At the core of our beliefs, among many other things, is the fundamental agreement we live by: that we will never know enough about potential buyers to take a narrow approach. How is that for you?
What we’re saying in fact is “we don’t know”
When you break this admission down into its components, this fearless embrace of the unknown in fact gives our clients a great deal of confidence in our approach. Here is why.
Our approach is built on thoroughly exploring each these possibilities with our clients, conducting exhaustive buyer research, and producing buyer target lists that routinely have 5X potential buyers than the average investment bank.
We want more buyers because more buyers give our clients the opportunity to extract the maximum value in a sale transaction. And in the end what we’ve found is that 3/4 of the time our clients had never heard of their ultimate buyer.
That’s why we don’t just cover a couple of hundred ‘likely’ buyers. Our experience is that it’s also absolutely critical to round up the UN-usual suspects.
There's nothing worse than a Backseat Driver. Or the Monday Morning Quarterback. Business owners are constantly offered advice from 'trusted' advisors who don't have a stake in the Owner's best interest as much as a stake in keeping the money train rolling.
When it comes to an exit who can tell a business owner how to prepare? Lawyers can certainly be counted on to minimize risk in a transaction. Accountants can certainly be counted on to prepare statements to GAAP and if they're tax specialists to minimize taxes. Many groups purport to help business owners with councils, coaching, and expensive consulting.
But when you stop and think about it, who knows more about value in the market place than those who are actually doing deals? It stands to reason then that if you're a business owner thinking about an exit in 1-5 years, you should be speaking with a business advisor, a dealmaker, a merger & acquisition specialist now.
We here at Harbinger Partners use a best-in-class, proven value building system combined with a customized online coaching module to guide business owners to real, sustainable value improvement. Not theories. Not business school bologna. Outcome based, real-world-actionable, measurable and programmatic.
And when Lawyers and Accountants offer that, please let me know.
There are many places that a good Intermediary can add value (just check out this article: http://www.axial.net/forum/2-ways-investment-bankers-add-value-ma/ ) but one of the things that Intermediaries should be especially careful with is a Business Owner's time.
That leads me to what I call the "Casual Buyer". The Casual Buyer comes from all walks of life. Former private equity folks that didn't get the promotion they were looking for and decided to go out on their own. Wealthy individuals who made their money selling other businesses or just have some family money to 'play with, and unfunded sponsors to name a few.
The interesting thing is, these buyers can all be legitmate and good buyers. As a Business Owner, you need to be aware that not all buyers from the same 'categories' are the same. Even when they have cash. A good Intermediary will weed these folks out and not waste the Business Owner's time.
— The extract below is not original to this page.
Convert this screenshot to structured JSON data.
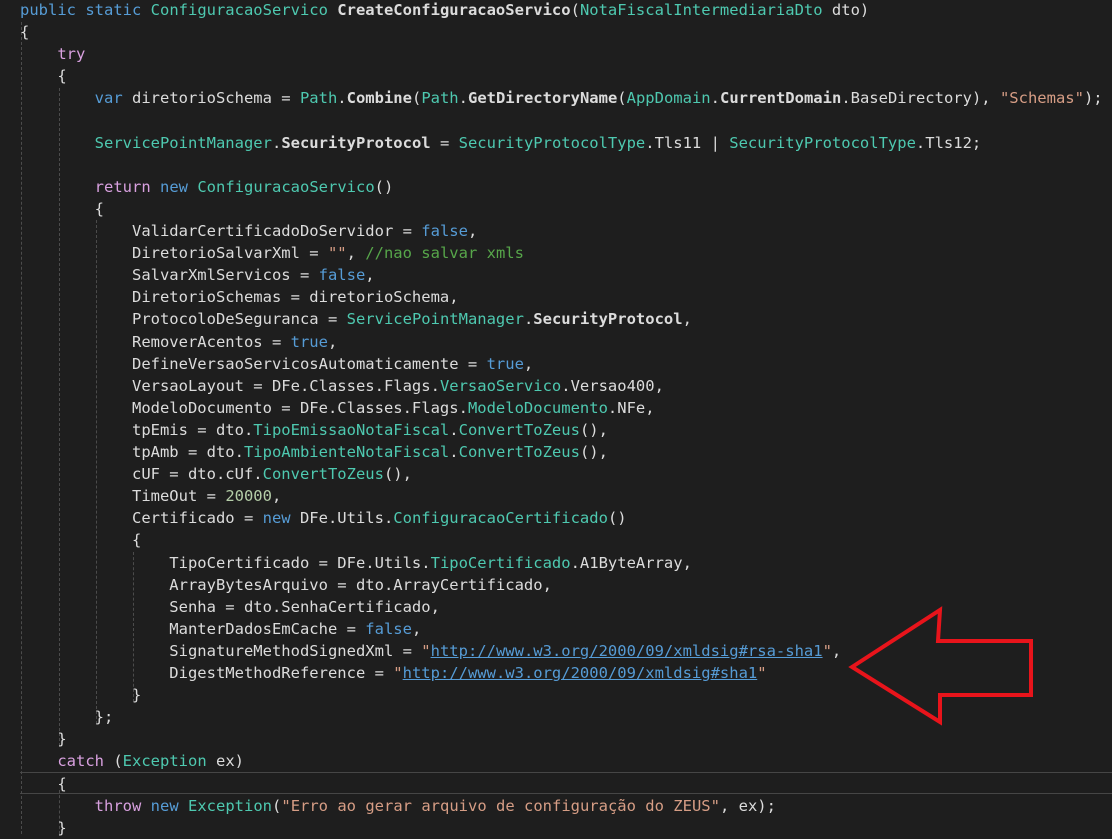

Not too long ago I was working on a deal where the buyer spent the majority of our first phone call telling me why the deal wasn't for them. If they invested the same amount of cash in their core operation they would make 8x return in 5 years. The business for sale was 'too far away'. They didn't have any direct experience in the field. They were asking about what kind of structure the business owner would take and the value he would take and were disappointed to hear the business had grown.
To me, buyers like this, who often view themselves as 'value' buyers are looking at a deal precisely because the 8x return they espouse to have is not actually available to them - otherwise they'd invest there. Ironically these 'value' buyers actually don't see the value that the Business Owner has built - which is why I call them "Casual Buyers". I do not let these Casual Buyers get anywhere near the Business Owners I represent.